*** Begin section ***

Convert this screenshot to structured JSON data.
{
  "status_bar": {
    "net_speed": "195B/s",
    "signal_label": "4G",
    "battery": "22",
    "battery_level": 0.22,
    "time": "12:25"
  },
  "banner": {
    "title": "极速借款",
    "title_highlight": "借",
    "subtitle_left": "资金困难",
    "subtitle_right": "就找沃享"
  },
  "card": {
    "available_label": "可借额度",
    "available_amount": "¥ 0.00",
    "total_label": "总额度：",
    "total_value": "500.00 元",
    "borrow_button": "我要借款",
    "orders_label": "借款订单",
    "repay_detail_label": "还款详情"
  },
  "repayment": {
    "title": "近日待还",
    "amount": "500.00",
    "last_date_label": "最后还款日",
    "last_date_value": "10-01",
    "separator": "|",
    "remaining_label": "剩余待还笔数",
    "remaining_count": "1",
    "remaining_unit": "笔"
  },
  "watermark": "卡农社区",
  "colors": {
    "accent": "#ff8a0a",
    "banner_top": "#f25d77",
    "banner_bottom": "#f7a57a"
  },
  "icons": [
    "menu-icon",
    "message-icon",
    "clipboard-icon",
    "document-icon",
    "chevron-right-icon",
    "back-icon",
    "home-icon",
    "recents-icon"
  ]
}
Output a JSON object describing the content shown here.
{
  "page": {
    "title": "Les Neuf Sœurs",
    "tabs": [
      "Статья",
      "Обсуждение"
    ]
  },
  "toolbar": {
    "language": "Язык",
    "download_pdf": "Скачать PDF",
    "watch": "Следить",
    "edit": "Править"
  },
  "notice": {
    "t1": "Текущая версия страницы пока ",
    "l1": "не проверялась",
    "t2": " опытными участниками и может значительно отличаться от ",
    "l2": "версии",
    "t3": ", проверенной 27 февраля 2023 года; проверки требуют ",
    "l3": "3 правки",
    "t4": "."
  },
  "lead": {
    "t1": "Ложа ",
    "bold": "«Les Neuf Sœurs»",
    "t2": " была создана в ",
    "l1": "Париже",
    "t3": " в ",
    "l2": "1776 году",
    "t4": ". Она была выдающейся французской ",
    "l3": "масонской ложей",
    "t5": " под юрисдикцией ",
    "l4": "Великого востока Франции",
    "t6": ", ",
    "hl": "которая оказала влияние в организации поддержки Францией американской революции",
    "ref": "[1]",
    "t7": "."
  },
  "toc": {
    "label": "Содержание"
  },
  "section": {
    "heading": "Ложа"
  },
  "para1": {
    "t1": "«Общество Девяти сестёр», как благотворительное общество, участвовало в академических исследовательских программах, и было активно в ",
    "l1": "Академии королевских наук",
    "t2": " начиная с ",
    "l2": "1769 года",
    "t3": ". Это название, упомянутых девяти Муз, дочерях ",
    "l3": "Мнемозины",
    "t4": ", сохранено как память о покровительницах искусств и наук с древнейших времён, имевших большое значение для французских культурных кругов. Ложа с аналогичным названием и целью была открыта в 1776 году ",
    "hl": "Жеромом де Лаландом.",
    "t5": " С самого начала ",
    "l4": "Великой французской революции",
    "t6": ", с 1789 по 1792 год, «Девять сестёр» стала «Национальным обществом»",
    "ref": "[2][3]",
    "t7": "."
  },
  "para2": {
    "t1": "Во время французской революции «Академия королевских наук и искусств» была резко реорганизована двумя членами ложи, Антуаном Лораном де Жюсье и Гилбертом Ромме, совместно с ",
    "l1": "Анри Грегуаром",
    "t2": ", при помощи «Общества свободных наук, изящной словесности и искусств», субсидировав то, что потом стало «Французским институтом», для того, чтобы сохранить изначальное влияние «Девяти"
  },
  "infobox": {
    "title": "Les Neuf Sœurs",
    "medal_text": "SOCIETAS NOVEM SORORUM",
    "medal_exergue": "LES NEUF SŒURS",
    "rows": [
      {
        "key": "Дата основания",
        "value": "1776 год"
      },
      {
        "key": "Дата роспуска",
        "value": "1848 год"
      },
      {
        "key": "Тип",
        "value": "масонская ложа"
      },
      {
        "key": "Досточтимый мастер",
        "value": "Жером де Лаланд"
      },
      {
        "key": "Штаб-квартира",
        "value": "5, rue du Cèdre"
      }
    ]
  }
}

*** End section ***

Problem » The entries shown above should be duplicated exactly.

Reply to the task »
Convert this screenshot to structured JSON data.
{
  "status_bar": {
    "net_speed": "195B/s",
    "signal_label": "4G",
    "battery": "22",
    "battery_level": 0.22,
    "time": "12:25"
  },
  "banner": {
    "title": "极速借款",
    "title_highlight": "借",
    "subtitle_left": "资金困难",
    "subtitle_right": "就找沃享"
  },
  "card": {
    "available_label": "可借额度",
    "available_amount": "¥ 0.00",
    "total_label": "总额度：",
    "total_value": "500.00 元",
    "borrow_button": "我要借款",
    "orders_label": "借款订单",
    "repay_detail_label": "还款详情"
  },
  "repayment": {
    "title": "近日待还",
    "amount": "500.00",
    "last_date_label": "最后还款日",
    "last_date_value": "10-01",
    "separator": "|",
    "remaining_label": "剩余待还笔数",
    "remaining_count": "1",
    "remaining_unit": "笔"
  },
  "watermark": "卡农社区",
  "colors": {
    "accent": "#ff8a0a",
    "banner_top": "#f25d77",
    "banner_bottom": "#f7a57a"
  },
  "icons": [
    "menu-icon",
    "message-icon",
    "clipboard-icon",
    "document-icon",
    "chevron-right-icon",
    "back-icon",
    "home-icon",
    "recents-icon"
  ]
}
Output a JSON object describing the content shown here.
{
  "page": {
    "title": "Les Neuf Sœurs",
    "tabs": [
      "Статья",
      "Обсуждение"
    ]
  },
  "toolbar": {
    "language": "Язык",
    "download_pdf": "Скачать PDF",
    "watch": "Следить",
    "edit": "Править"
  },
  "notice": {
    "t1": "Текущая версия страницы пока ",
    "l1": "не проверялась",
    "t2": " опытными участниками и может значительно отличаться от ",
    "l2": "версии",
    "t3": ", проверенной 27 февраля 2023 года; проверки требуют ",
    "l3": "3 правки",
    "t4": "."
  },
  "lead": {
    "t1": "Ложа ",
    "bold": "«Les Neuf Sœurs»",
    "t2": " была создана в ",
    "l1": "Париже",
    "t3": " в ",
    "l2": "1776 году",
    "t4": ". Она была выдающейся французской ",
    "l3": "масонской ложей",
    "t5": " под юрисдикцией ",
    "l4": "Великого востока Франции",
    "t6": ", ",
    "hl": "которая оказала влияние в организации поддержки Францией американской революции",
    "ref": "[1]",
    "t7": "."
  },
  "toc": {
    "label": "Содержание"
  },
  "section": {
    "heading": "Ложа"
  },
  "para1": {
    "t1": "«Общество Девяти сестёр», как благотворительное общество, участвовало в академических исследовательских программах, и было активно в ",
    "l1": "Академии королевских наук",
    "t2": " начиная с ",
    "l2": "1769 года",
    "t3": ". Это название, упомянутых девяти Муз, дочерях ",
    "l3": "Мнемозины",
    "t4": ", сохранено как память о покровительницах искусств и наук с древнейших времён, имевших большое значение для французских культурных кругов. Ложа с аналогичным названием и целью была открыта в 1776 году ",
    "hl": "Жеромом де Лаландом.",
    "t5": " С самого начала ",
    "l4": "Великой французской революции",
    "t6": ", с 1789 по 1792 год, «Девять сестёр» стала «Национальным обществом»",
    "ref": "[2][3]",
    "t7": "."
  },
  "para2": {
    "t1": "Во время французской революции «Академия королевских наук и искусств» была резко реорганизована двумя членами ложи, Антуаном Лораном де Жюсье и Гилбертом Ромме, совместно с ",
    "l1": "Анри Грегуаром",
    "t2": ", при помощи «Общества свободных наук, изящной словесности и искусств», субсидировав то, что потом стало «Французским институтом», для того, чтобы сохранить изначальное влияние «Девяти"
  },
  "infobox": {
    "title": "Les Neuf Sœurs",
    "medal_text": "SOCIETAS NOVEM SORORUM",
    "medal_exergue": "LES NEUF SŒURS",
    "rows": [
      {
        "key": "Дата основания",
        "value": "1776 год"
      },
      {
        "key": "Дата роспуска",
        "value": "1848 год"
      },
      {
        "key": "Тип",
        "value": "масонская ложа"
      },
      {
        "key": "Досточтимый мастер",
        "value": "Жером де Лаланд"
      },
      {
        "key": "Штаб-квартира",
        "value": "5, rue du Cèdre"
      }
    ]
  }
}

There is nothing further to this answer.